The symbol used by mathematicians to represent the ratio of a circle's circumference to its diameter is the lowercase Greek letter , sometimes spelled out as pi, and derived from the first letter of the Greek word perimetros, meaning circumference. In English, is pronounced as "pie" (, pa). In mathematical use, the lowercase letter (or in sans-serif font) is distinguished from its capitalized and enlarged counterpart , which denotes a product of a sequence, analogous to how denotes summation.
The choice of the symbol is discussed in the section Adoption of the symbol .

Any complex number, say z, can be expressed using a pair of real numbers. In the polar coordinate system, one number (radius or r) is used to represent z's distance from the origin of the complex plane and the other (angle or ) to represent a counter-clockwise rotation from the positive real line as follows:
z
=
r
(
cos
+
i
sin
)
,
{\displaystyle z=r\cdot (\cos \varphi +i\sin \varphi ),}
where i is the imaginary unit satisfying i2 = 1. The frequent appearance of in complex analysis can be related to the behavior of the exponential function of a complex variable, described by Euler's formula:
e
i
=
cos
+
i
sin
,
{\displaystyle e^{i\varphi }=\cos \varphi +i\sin \varphi ,}
where the constant e is the base of the natural logarithm. This formula establishes a correspondence between imaginary powers of e and points on the unit circle centered at the origin of the complex plane. Setting = in Euler's formula results in Euler's identity, celebrated by mathematicians because it contains the five most important mathematical constants:
e
i
+
1
=
0.
{\displaystyle e^{i\pi }+1=0.}
There are n different complex numbers z satisfying zn = 1, and these are called the "n-th roots of unity". They are given by this formula:
e
2
i
k
/
n
(
k
=
0
,
1
,
2
,
,
n
1
)
.
{\displaystyle e^{2\pi ik/n}\qquad (k=0,1,2,\dots ,n-1).}

The development of computers in the mid-20th century again revolutionized the hunt for digits of . American mathematicians John Wrench and Levi Smith reached 1,120 digits in 1949 using a desk calculator. Using an inverse tangent (arctan) infinite series, a team led by George Reitwiesner and John von Neumann that same year achieved 2,037 digits with a calculation that took 70 hours of computer time on the ENIAC computer. The record, always relying on an arctan series, was broken repeatedly (7,480 digits in 1957; 10,000 digits in 1958; 100,000 digits in 1961) until 1 million digits were reached in 1973.
Two additional developments around 1980 once again accelerated the ability to compute . First, the discovery of new iterative algorithms for computing , which were much faster than the infinite series; and second, the invention of fast multiplication algorithms that could multiply large numbers very rapidly. Such algorithms are particularly important in modern computations, because most of the computer's time is devoted to multiplication.

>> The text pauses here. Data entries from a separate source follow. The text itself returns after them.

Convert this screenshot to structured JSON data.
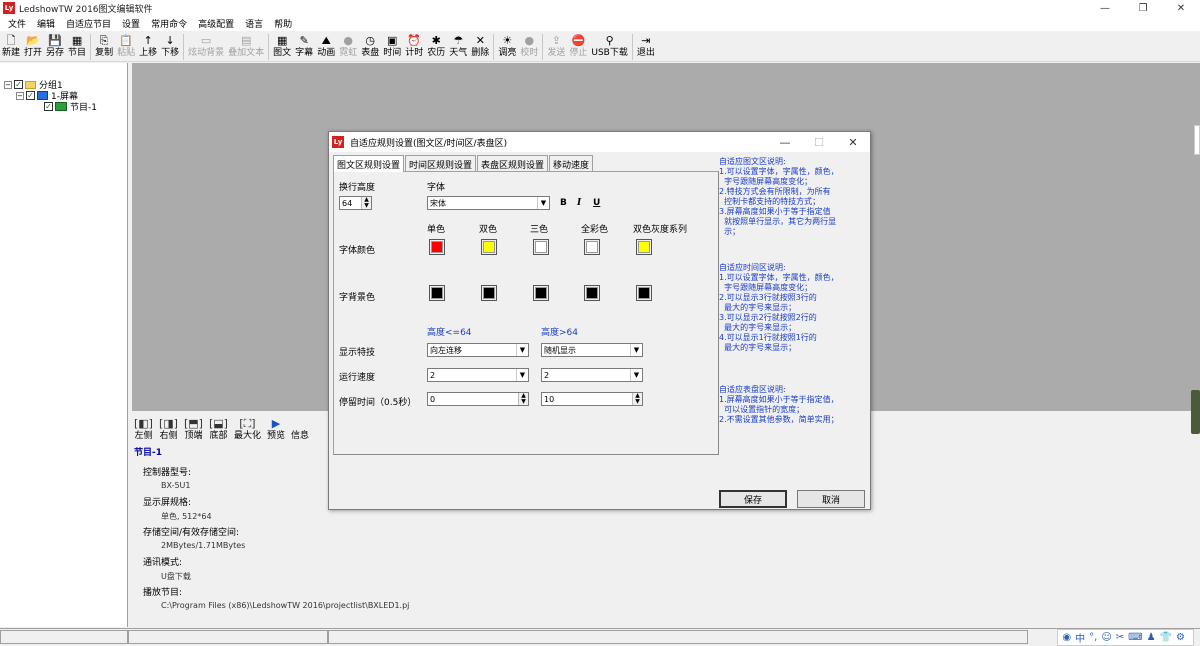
{
  "window": {
    "title": "LedshowTW 2016图文编辑软件",
    "logo_text": "Ly"
  },
  "menu": [
    "文件",
    "编辑",
    "自适应节目",
    "设置",
    "常用命令",
    "高级配置",
    "语言",
    "帮助"
  ],
  "toolbar": [
    {
      "icon": "new-file-icon",
      "glyph": "🗋",
      "label": "新建",
      "enabled": true
    },
    {
      "icon": "open-folder-icon",
      "glyph": "📂",
      "label": "打开",
      "enabled": true
    },
    {
      "icon": "save-icon",
      "glyph": "💾",
      "label": "另存",
      "enabled": true
    },
    {
      "icon": "program-icon",
      "glyph": "▦",
      "label": "节目",
      "enabled": true
    },
    {
      "icon": "copy-icon",
      "glyph": "⎘",
      "label": "复制",
      "enabled": true
    },
    {
      "icon": "paste-icon",
      "glyph": "📋",
      "label": "粘贴",
      "enabled": false
    },
    {
      "icon": "arrow-up-icon",
      "glyph": "↑",
      "label": "上移",
      "enabled": true
    },
    {
      "icon": "arrow-down-icon",
      "glyph": "↓",
      "label": "下移",
      "enabled": true
    },
    {
      "icon": "dazzle-bg-icon",
      "glyph": "▭",
      "label": "炫动背景",
      "enabled": false
    },
    {
      "icon": "overlay-text-icon",
      "glyph": "▤",
      "label": "叠加文本",
      "enabled": false
    },
    {
      "icon": "image-text-icon",
      "glyph": "▦",
      "label": "图文",
      "enabled": true
    },
    {
      "icon": "subtitle-icon",
      "glyph": "✎",
      "label": "字幕",
      "enabled": true
    },
    {
      "icon": "animation-icon",
      "glyph": "⛰",
      "label": "动画",
      "enabled": true
    },
    {
      "icon": "neon-icon",
      "glyph": "●",
      "label": "霓虹",
      "enabled": false
    },
    {
      "icon": "clock-icon",
      "glyph": "◷",
      "label": "表盘",
      "enabled": true
    },
    {
      "icon": "time-icon",
      "glyph": "▣",
      "label": "时间",
      "enabled": true
    },
    {
      "icon": "timer-icon",
      "glyph": "⏰",
      "label": "计时",
      "enabled": true
    },
    {
      "icon": "lunar-calendar-icon",
      "glyph": "✱",
      "label": "农历",
      "enabled": true
    },
    {
      "icon": "weather-icon",
      "glyph": "☂",
      "label": "天气",
      "enabled": true
    },
    {
      "icon": "delete-icon",
      "glyph": "✕",
      "label": "删除",
      "enabled": true
    },
    {
      "icon": "brightness-icon",
      "glyph": "☀",
      "label": "调亮",
      "enabled": true
    },
    {
      "icon": "calibrate-icon",
      "glyph": "●",
      "label": "校时",
      "enabled": false
    },
    {
      "icon": "send-icon",
      "glyph": "⇪",
      "label": "发送",
      "enabled": false
    },
    {
      "icon": "stop-icon",
      "glyph": "⛔",
      "label": "停止",
      "enabled": false
    },
    {
      "icon": "usb-icon",
      "glyph": "⚲",
      "label": "USB下载",
      "enabled": true
    },
    {
      "icon": "exit-icon",
      "glyph": "⇥",
      "label": "退出",
      "enabled": true
    }
  ],
  "tree": {
    "group": "分组1",
    "screen": "1-屏幕",
    "program": "节目-1"
  },
  "bottom_toolbar": [
    {
      "icon": "align-left-icon",
      "glyph": "[◧]",
      "label": "左侧"
    },
    {
      "icon": "align-right-icon",
      "glyph": "[◨]",
      "label": "右侧"
    },
    {
      "icon": "align-top-icon",
      "glyph": "[⬒]",
      "label": "顶端"
    },
    {
      "icon": "align-bottom-icon",
      "glyph": "[⬓]",
      "label": "底部"
    },
    {
      "icon": "maximize-icon",
      "glyph": "[⛶]",
      "label": "最大化"
    },
    {
      "icon": "preview-icon",
      "glyph": "▶",
      "label": "预览"
    },
    {
      "icon": "info-icon",
      "glyph": "",
      "label": "信息"
    }
  ],
  "program_info": {
    "title": "节目-1",
    "controller_label": "控制器型号:",
    "controller_value": "BX-5U1",
    "screen_spec_label": "显示屏规格:",
    "screen_spec_value": "单色, 512*64",
    "storage_label": "存储空间/有效存储空间:",
    "storage_value": "2MBytes/1.71MBytes",
    "comm_label": "通讯模式:",
    "comm_value": "U盘下载",
    "play_label": "播放节目:",
    "play_value": "C:\\Program Files (x86)\\LedshowTW 2016\\projectlist\\BXLED1.pj"
  },
  "dialog": {
    "title": "自适应规则设置(图文区/时间区/表盘区)",
    "tabs": [
      "图文区规则设置",
      "时间区规则设置",
      "表盘区规则设置",
      "移动速度"
    ],
    "line_height_label": "换行高度",
    "line_height_value": "64",
    "font_label": "字体",
    "font_value": "宋体",
    "bold_label": "B",
    "italic_label": "I",
    "underline_label": "U",
    "color_columns": [
      "单色",
      "双色",
      "三色",
      "全彩色",
      "双色灰度系列"
    ],
    "font_color_label": "字体颜色",
    "font_colors": [
      "#ff0000",
      "#ffff00",
      "#ffffff",
      "#ffffff",
      "#ffff00"
    ],
    "bg_color_label": "字背景色",
    "bg_colors": [
      "#000000",
      "#000000",
      "#000000",
      "#000000",
      "#000000"
    ],
    "height_low_label": "高度<=64",
    "height_high_label": "高度>64",
    "effect_label": "显示特技",
    "effect_low": "向左连移",
    "effect_high": "随机显示",
    "speed_label": "运行速度",
    "speed_low": "2",
    "speed_high": "2",
    "stay_label": "停留时间（0.5秒）",
    "stay_low": "0",
    "stay_high": "10",
    "help_graphic": "自适应图文区说明:\n1.可以设置字体，字属性，颜色，\n  字号跟随屏幕高度变化；\n2.特技方式会有所限制，为所有\n  控制卡都支持的特技方式；\n3.屏幕高度如果小于等于指定值\n  就按照单行显示，其它为两行显\n  示；",
    "help_time": "自适应时间区说明:\n1.可以设置字体，字属性，颜色，\n  字号跟随屏幕高度变化；\n2.可以显示3行就按照3行的\n  最大的字号来显示；\n3.可以显示2行就按照2行的\n  最大的字号来显示；\n4.可以显示1行就按照1行的\n  最大的字号来显示；",
    "help_clock": "自适应表盘区说明:\n1.屏幕高度如果小于等于指定值，\n  可以设置指针的宽度；\n2.不需设置其他参数，简单实用；",
    "save_label": "保存",
    "cancel_label": "取消"
  },
  "tray": [
    {
      "icon": "ime-logo-icon",
      "glyph": "◉"
    },
    {
      "icon": "chinese-mode-icon",
      "glyph": "中"
    },
    {
      "icon": "punctuation-icon",
      "glyph": "°,"
    },
    {
      "icon": "emoji-icon",
      "glyph": "☺"
    },
    {
      "icon": "tools-icon",
      "glyph": "✂"
    },
    {
      "icon": "keyboard-icon",
      "glyph": "⌨"
    },
    {
      "icon": "user-icon",
      "glyph": "♟"
    },
    {
      "icon": "skin-icon",
      "glyph": "👕"
    },
    {
      "icon": "settings-icon",
      "glyph": "⚙"
    }
  ]
}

They include the Karatsuba algorithm, ToomCook multiplication, and Fourier transform-based methods.
The iterative algorithms were independently published in 19751976 by American physicist Eugene Salamin and Australian scientist Richard Brent. These avoid reliance on infinite series. An iterative algorithm repeats a specific calculation, each iteration using the outputs from prior steps as its inputs, and produces a result in each step that converges to the desired value. The approach was actually invented over 160 years earlier by Carl Friedrich Gauss, in what is now termed the arithmeticgeometric mean method (AGM method) or GaussLegendre algorithm. As modified by Salamin and Brent, it is also referred to as the BrentSalamin algorithm.
The iterative algorithms were widely used after 1980 because they are faster than infinite series algorithms: whereas infinite series typically increase the number of correct digits additively in successive terms, iterative algorithms generally multiply the number of correct digits at each step. For example, the Brent-Salamin algorithm doubles the number of digits in each iteration. In 1984, the Canadian brothers John and Peter Borwein produced an iterative algorithm that quadruples the number of digits in each step; and in 1987, one that increases the number of digits five times in each step. Iterative methods were used by Japanese mathematician Yasumasa Kanada to set several records for computing between 1995 and 2002. This rapid convergence comes at a price: the iterative algorithms require significantly more memory than infinite series.